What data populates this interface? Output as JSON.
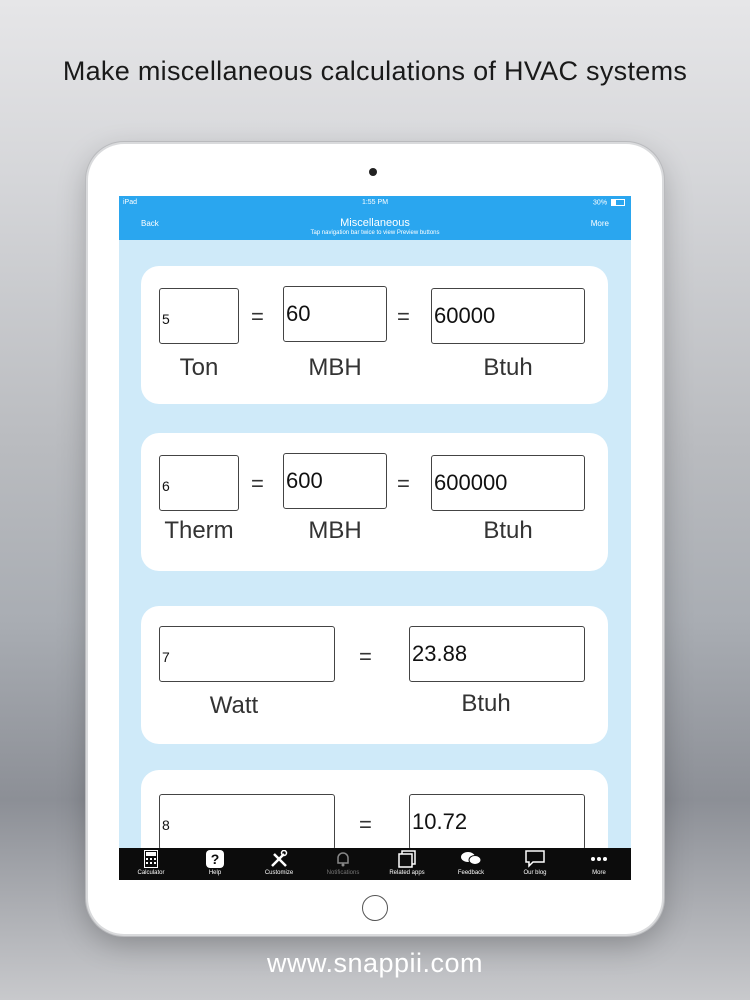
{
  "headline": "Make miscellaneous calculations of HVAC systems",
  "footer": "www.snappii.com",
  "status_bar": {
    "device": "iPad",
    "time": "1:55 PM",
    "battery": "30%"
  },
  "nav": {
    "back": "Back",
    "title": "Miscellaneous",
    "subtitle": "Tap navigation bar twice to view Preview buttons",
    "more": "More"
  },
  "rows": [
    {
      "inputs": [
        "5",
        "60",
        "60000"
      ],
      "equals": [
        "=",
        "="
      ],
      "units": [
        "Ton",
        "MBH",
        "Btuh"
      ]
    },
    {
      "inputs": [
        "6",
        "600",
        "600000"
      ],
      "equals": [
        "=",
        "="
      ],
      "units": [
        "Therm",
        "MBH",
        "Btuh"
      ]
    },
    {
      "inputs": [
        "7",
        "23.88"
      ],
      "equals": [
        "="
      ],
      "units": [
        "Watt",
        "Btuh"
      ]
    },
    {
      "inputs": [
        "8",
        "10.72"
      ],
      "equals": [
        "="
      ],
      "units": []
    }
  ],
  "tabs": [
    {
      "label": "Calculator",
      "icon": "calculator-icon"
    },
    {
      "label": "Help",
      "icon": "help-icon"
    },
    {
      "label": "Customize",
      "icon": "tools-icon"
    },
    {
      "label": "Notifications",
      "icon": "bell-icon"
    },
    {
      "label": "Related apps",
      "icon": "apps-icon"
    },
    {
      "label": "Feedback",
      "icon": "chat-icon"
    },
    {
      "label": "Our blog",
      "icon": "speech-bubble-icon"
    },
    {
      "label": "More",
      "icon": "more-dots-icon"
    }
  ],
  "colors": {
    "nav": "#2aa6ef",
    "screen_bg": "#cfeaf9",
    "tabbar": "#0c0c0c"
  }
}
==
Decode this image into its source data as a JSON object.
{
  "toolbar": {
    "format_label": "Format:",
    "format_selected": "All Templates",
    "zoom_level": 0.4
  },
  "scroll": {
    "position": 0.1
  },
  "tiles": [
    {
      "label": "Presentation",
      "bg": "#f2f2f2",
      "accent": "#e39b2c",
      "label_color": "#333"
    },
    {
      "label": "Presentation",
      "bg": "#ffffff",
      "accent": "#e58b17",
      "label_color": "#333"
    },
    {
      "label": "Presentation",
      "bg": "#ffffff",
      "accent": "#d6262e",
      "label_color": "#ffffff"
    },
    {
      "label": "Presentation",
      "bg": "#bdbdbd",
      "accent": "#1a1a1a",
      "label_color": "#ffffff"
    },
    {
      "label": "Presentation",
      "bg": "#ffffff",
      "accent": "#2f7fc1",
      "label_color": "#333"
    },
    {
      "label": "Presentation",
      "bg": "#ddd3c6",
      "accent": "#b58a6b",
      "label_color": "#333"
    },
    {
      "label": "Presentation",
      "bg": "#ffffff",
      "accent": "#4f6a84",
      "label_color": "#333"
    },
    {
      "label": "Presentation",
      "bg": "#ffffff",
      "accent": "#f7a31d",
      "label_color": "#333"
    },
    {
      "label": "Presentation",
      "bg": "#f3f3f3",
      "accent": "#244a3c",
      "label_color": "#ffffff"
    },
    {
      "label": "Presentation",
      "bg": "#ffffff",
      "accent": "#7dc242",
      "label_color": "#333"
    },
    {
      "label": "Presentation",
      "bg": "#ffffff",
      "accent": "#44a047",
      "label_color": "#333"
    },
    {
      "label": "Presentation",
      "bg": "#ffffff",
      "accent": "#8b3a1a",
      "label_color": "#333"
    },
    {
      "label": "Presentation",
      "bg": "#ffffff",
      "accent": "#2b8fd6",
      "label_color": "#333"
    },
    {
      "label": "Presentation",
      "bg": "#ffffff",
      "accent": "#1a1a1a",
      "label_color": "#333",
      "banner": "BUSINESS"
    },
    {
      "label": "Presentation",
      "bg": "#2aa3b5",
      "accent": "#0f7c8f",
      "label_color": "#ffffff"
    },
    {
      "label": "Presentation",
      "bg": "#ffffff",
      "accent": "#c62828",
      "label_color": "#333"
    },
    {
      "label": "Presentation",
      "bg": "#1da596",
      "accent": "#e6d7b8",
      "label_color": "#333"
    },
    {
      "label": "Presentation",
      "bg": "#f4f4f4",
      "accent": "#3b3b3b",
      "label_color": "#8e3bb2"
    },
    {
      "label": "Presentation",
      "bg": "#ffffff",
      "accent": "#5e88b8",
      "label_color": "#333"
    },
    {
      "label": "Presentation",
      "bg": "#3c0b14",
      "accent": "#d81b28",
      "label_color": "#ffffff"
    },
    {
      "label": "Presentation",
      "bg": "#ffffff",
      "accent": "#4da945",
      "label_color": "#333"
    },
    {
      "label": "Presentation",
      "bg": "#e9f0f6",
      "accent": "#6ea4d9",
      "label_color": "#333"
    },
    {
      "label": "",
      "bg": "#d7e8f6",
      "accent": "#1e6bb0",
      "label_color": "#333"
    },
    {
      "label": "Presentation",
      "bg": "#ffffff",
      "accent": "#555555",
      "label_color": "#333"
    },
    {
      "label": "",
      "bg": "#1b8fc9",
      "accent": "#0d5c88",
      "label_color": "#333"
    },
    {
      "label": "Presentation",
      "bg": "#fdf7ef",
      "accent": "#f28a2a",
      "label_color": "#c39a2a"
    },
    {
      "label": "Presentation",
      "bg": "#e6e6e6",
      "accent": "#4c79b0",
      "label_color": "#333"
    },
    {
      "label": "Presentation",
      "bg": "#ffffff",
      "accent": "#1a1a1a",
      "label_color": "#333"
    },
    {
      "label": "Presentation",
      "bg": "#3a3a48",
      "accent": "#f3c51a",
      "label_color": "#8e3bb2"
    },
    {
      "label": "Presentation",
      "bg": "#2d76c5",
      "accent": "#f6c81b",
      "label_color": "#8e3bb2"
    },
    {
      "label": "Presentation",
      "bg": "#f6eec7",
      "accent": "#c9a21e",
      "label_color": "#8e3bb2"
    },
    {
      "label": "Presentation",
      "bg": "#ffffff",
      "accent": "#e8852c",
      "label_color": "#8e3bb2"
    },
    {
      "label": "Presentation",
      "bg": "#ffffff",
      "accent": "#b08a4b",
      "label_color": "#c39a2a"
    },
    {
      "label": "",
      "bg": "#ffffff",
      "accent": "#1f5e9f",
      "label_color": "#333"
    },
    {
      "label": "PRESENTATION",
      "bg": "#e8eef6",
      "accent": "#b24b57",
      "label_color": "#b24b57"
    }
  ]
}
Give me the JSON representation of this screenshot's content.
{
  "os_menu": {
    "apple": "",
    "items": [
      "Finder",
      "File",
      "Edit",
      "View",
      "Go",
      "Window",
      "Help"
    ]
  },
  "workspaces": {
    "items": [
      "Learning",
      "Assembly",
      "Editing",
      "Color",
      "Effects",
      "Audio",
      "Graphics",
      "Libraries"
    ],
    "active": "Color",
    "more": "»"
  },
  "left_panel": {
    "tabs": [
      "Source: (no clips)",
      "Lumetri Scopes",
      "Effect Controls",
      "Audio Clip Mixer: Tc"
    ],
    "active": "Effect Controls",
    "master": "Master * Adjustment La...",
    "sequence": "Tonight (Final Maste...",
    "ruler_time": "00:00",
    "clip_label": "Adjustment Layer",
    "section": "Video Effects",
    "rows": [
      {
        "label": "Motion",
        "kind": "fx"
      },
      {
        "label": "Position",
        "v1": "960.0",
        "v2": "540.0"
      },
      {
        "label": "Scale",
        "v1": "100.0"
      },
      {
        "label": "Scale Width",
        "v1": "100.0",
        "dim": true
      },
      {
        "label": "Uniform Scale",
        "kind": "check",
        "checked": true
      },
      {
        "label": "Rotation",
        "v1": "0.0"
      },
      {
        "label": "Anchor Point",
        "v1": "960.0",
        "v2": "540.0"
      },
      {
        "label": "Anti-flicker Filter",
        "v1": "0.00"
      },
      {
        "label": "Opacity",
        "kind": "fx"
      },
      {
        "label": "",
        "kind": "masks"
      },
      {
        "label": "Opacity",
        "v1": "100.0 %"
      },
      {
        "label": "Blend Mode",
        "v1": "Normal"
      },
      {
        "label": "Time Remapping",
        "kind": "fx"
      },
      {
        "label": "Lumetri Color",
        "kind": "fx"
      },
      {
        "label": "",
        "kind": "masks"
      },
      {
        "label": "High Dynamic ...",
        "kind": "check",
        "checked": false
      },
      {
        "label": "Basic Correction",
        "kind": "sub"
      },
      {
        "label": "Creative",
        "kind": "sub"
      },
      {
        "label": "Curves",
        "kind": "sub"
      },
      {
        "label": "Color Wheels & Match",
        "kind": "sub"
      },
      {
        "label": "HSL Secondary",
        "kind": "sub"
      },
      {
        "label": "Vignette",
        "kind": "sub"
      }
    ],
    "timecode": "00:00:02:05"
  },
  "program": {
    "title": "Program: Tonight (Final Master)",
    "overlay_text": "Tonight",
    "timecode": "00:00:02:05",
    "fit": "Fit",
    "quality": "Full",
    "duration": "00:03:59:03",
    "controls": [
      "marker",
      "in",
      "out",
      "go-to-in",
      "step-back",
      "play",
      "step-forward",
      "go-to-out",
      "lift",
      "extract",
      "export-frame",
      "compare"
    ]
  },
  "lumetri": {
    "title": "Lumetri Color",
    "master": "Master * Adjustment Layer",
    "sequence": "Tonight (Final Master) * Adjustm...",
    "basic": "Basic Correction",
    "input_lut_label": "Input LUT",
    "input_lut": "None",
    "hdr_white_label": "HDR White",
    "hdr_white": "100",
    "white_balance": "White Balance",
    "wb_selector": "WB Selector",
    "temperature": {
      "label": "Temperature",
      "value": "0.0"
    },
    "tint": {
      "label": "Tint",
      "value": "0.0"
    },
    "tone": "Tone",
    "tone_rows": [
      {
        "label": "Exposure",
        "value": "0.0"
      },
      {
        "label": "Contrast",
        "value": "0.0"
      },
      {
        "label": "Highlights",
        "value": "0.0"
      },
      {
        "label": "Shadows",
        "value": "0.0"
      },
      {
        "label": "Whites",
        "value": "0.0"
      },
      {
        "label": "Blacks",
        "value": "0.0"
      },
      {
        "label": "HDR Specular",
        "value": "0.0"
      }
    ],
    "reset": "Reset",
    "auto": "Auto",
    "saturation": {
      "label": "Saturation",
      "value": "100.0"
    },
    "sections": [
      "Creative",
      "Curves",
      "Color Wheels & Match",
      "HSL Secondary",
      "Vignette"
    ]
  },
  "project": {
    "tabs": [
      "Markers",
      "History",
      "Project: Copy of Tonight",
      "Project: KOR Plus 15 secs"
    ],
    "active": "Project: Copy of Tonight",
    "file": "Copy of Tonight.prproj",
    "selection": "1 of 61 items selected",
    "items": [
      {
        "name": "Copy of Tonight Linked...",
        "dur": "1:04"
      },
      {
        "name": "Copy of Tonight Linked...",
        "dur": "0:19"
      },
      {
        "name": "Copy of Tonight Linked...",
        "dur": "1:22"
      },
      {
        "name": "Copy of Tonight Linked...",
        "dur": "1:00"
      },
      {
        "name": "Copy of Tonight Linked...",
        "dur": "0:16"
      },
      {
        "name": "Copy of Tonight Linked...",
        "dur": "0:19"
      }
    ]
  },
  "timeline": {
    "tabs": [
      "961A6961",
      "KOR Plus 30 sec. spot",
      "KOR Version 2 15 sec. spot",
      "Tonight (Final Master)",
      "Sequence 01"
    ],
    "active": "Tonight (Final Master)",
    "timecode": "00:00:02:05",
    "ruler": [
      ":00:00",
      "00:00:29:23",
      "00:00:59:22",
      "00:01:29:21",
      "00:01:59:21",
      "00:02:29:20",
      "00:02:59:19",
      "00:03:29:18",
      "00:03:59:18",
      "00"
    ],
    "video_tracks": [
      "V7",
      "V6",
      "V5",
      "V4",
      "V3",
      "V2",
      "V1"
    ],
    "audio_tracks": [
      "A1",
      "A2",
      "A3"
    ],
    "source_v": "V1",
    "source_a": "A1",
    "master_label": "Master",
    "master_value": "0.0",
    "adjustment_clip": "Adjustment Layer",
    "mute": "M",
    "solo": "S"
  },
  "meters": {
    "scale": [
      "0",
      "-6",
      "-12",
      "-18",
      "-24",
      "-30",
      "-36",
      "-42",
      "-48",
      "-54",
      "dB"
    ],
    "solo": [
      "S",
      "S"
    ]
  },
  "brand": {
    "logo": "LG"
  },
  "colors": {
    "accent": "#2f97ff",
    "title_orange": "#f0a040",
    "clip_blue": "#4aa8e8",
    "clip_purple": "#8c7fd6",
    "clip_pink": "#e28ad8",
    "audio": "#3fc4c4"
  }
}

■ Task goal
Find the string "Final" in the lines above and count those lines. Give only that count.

■ Exercise result
5